YOUR GOAL
Only the lines that include "offset" should be copied from the data below.

SUPPLIED MATERIAL

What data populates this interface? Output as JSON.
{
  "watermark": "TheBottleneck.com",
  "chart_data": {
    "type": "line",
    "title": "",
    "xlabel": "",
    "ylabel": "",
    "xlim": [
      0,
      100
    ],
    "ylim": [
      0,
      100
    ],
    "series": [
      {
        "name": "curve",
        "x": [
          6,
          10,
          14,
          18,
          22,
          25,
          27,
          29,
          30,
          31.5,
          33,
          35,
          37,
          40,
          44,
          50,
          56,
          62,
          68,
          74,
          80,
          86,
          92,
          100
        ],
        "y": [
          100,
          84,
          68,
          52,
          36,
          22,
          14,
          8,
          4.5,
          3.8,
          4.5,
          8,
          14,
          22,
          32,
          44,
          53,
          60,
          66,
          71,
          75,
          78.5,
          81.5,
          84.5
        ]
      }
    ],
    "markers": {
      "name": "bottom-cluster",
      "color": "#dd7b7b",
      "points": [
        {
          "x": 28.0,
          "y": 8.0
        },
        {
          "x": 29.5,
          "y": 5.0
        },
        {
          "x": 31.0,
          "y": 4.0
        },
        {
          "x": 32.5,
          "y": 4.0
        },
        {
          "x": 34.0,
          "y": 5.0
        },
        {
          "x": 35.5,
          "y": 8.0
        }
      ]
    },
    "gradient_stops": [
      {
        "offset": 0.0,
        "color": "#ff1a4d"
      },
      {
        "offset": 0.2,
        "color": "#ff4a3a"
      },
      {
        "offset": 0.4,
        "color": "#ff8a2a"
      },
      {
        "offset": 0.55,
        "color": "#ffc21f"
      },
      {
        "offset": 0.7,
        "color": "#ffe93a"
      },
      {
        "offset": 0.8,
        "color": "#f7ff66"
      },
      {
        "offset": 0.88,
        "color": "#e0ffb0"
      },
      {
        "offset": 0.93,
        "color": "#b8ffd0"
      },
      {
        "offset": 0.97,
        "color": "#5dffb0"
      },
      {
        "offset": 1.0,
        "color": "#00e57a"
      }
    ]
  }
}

PROBLEM SOLUTION
        "offset": 0.0,
        "offset": 0.2,
        "offset": 0.4,
        "offset": 0.55,
        "offset": 0.7,
        "offset": 0.8,
        "offset": 0.88,
        "offset": 0.93,
        "offset": 0.97,
        "offset": 1.0,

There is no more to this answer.